Native plants provide spring color
By JIMMY WILLIAMS
Special to The Messenger
Spring and fall are the times most attention is focused on native wildflowers. There are summer ones, to be sure, plenty of them, but I feel they are most appreciated early and late in the growing season.
In spring, a young man’s fancy turns to thoughts of love, it is written. Wildflowers can’t be far behind. The yearning, even for non-gardeners, for color in nature around us is overwhelming. After brown and gray all winter, we’re hungering for more excitement.
In autumn, on the other hand, we are savoring the last great blast of color, this time of an even more flamboyant substance, before those grays and browns settle in again.
The spring pallette consists mostly of cool colors: white, pale blue, mauve, pink and the cooler yellows. These show up in such as Jacob’s ladder, spring phlox, spring beauties, Virginia bluebells and many others.
Yellow is most pronounced in daffodils, primarily old-fashioned “buttercups.” The latter are not native but have escaped from cultivation since the pilgrims brought them from Europe. They have become such a part of our spring that they could be considered native.
I have found Jacob’s ladder, Polemonium reptans, to be of exceptionally easy culture. From a few collected plants among the hundreds of acres of them in Stewart County, mine have naturalized throughout our woodland and even in mixed borders, proving them to be adapted from conditions of poor soil and neglect to nutritious border conditions under extensive cultivation.
Jacob’s ladder produces wan blue blossoms that would disappear unless enhanced by neighbors such as those “buttercups” and other, hybrid, daffodils. Jacob’s ladder will increase at the root and by seeding, but is never harmfully invasive.
The quickest way to spread it around is by root division, but seedlings keep our plantation going without any effort on my part. The flowers are produced in clusters atop 8-inch stems with opposite leaves which are remindful of ladder rungs, hence the common name.
There are named varieties and hybrids of Jacob’s ladder with larger and more colorful blooms and others with variegated leaves, green neatly outlined in white. The latter are attractive plants and you can’t resist them in nurseries, but I have utterly failed with them in several tries.
Blooming at the same time is our native woodland phlox, sometimes called sweet william, though that common name also is used for domesticated forms of biennial dianthus, just another example of the confusion resulting from common names.
Wild sweet william is Phlox divaricata, and it is probably the most recognizable of spring wildflowers. Rife in middle Tennessee and common in West Tennessee, one should have no qualms about harvesting a few plants from a large expanse of it. It moves easily in damp weather and generally proves to be reliable in shade or part sun.

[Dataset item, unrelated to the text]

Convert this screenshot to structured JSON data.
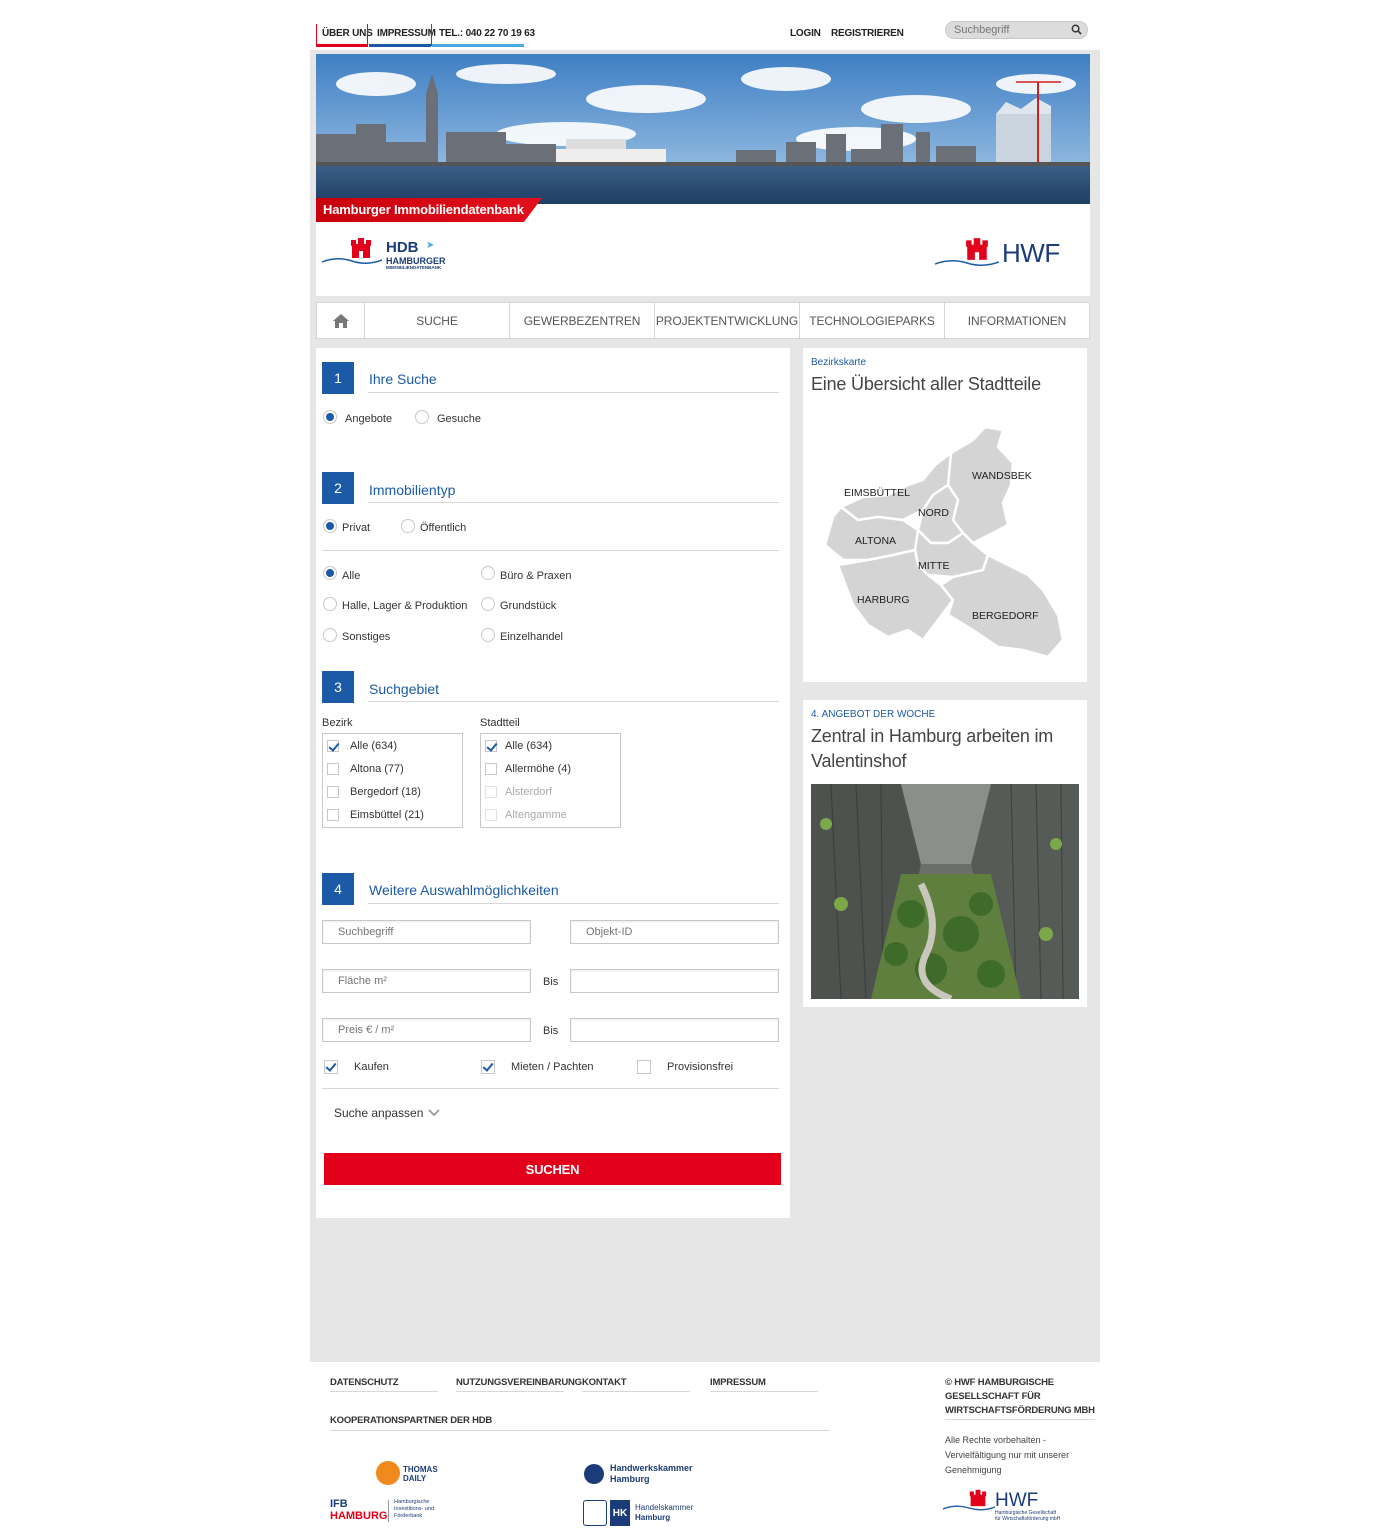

Spring phlox is a short-lived perennial, the parent plant surviving for a few years, but producing abundant seedlings to keep plantings going. It, like the Jacob’s ladder, has naturalized in our woods and borders. Blooms are pinky-mauve to pale purple and appear in March and April some 10 inches or so above the foliage.
Congratulations to the Paris Garden Club, which celebrated its 80th anniversary with a tea recently. Until sometime in the 1930s it was known as simply the Garden Club, and indeed it was the only one here.
Other garden clubs were formed later until there was a plethora of them well into the 1990s. Some are no longer in existence.
In any event, there is no telling the beautification that has resulted from the 80 years of activity by the ladies of the Paris Garden Club, both at the homestead level and on public grounds. I am sure they are good for at least 80 more.
Editor’s note: Jimmy Williams is production superintendent at The Paris Post-Intelligencer, where he also writes this column.
Published in The Messenger 2.19.08
Garden Path, Jimmy Williams